Posted: Feb. 22, 2011
O'DONNELL NEVER STOPS
By Celia Cohen
For someone who lost the U.S. Senate race by 50,000 votes, Christine O'Donnell is still managing to upend Delaware politics.
This must be some sort of "Double Double Toil & Trouble" Effect. How else to explain the way O'Donnell, a Tea Party Republican, hexed everything from the political dominance of Mike Castle to the law practice of the state's most famous land-use attorney?
O'Donnell's Top Ten List of Dabbling in Delaware Politics
1. Mike Castle. His 30 years in statewide office turned out to be poor armor against O'Donnell in the Republican senatorial primary. Who knew he would have been better off with a wand and some classes at Hogwarts?
2. Chris Coons. Give him credit for following some old political advice, If there is a Senate nomination available for the asking, take it. Never mind that his campaign to jump from New Castle County executive to senator appeared at first to be more nonsense than the cow jumping over the moon. Once Castle was ousted, Coons could laugh right along with the little dog.

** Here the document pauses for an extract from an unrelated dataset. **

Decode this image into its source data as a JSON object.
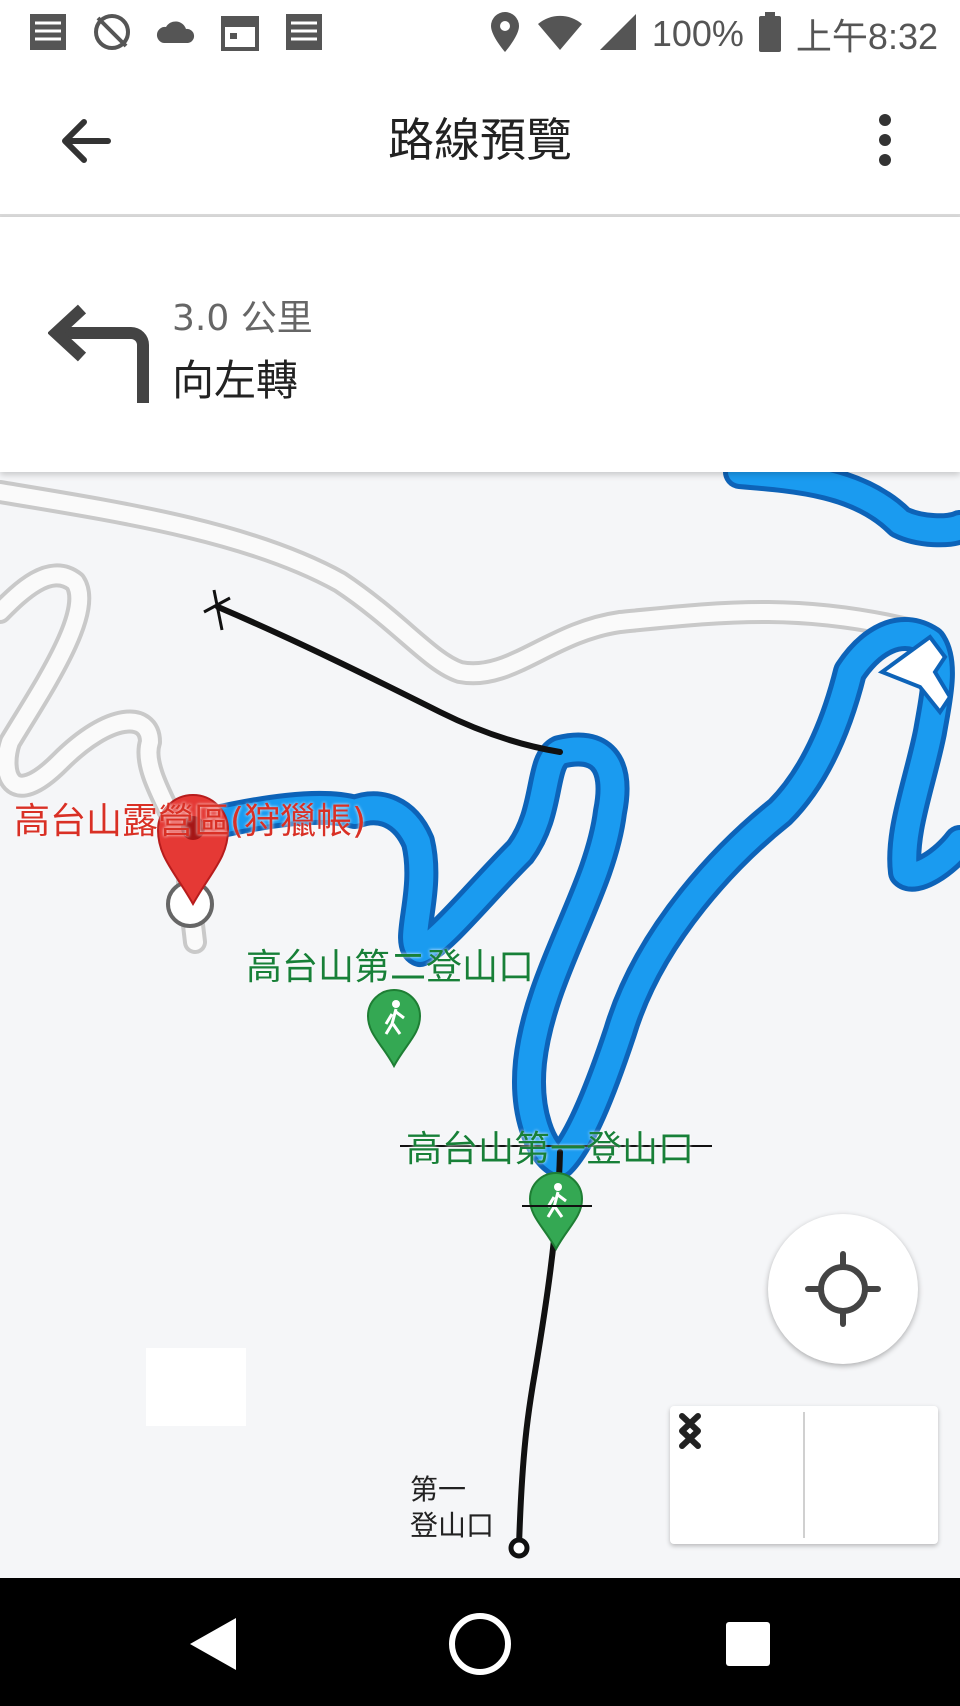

3. Beau Biden. There was supposed to be a sure-fire script. It had Castle capping off his political legacy with four years in the Senate, while Biden spent another term as attorney general until the coast was clear for him to run for his father's old office. Oh well, maybe Tom Carper will pack it in and leave a Senate seat open in 2018.
4. Colin Bonini. He lost his shot at being elected state treasurer when the top of the Republican ticket went bibidi-bobidi-boo and morphed into an albatross.
5. Tom Ross. His term as the Republican state chair is up this spring, and although he has yet to say officially he is not running again, it seems to be a matter of time. Ross tried hard to reanimate the party and stop O'Donnell, and it got him death threats and heart trouble. Going for another term would be like deciding he also needs something like a hole in the head.
6. Michael Katz. He came up one vote short in trying to unseat Tony "The Door" DeLuca as the state Senate's Democratic president pro tem. That vote belonged to Colin Bonini, the only Republican to back DeLuca. If Castle had won and enabled Ross' party building, it could have created enough Republican clout to turn around Bonini's vote and give the Republicans a say in the Senate for the first time since 1973.
7. State House of Representatives. All around the country, the 2010 election was so good for the Republicans, they picked up 700 legislative seats. Not here. In a graphic display of trickle-down politics, the 50,000-vote deficit at the top of the ticket translated into a loss of two seats in the House and left the Republicans even deeper in the minority.
8. Paul Clark. Of the smattering of offices not to be filled by special election, did there have to be the one that Clark was in line for?
9. Tom Kovach. After Clark moved in behind Coons to become New Castle County's latest Democratic executive, Kovach won the special election to replace Clark as the County Council president. Finally, a backlash vote that was good for the Republicans.
10. Pam Scott. O'Donnell won the primary, so Coons won the Senate race, so Clark became the county executive, so there was an outcry that pushed his wife Pam Scott out of her law firm and her land-use practice. If this is not an example of the iron law of unintended consequences, nothing is.
Footnote: Carolann Wicks resigned as the state transportation secretary under duress, even though there was no connection to Christine O'Donnell, or not that anyone knows of.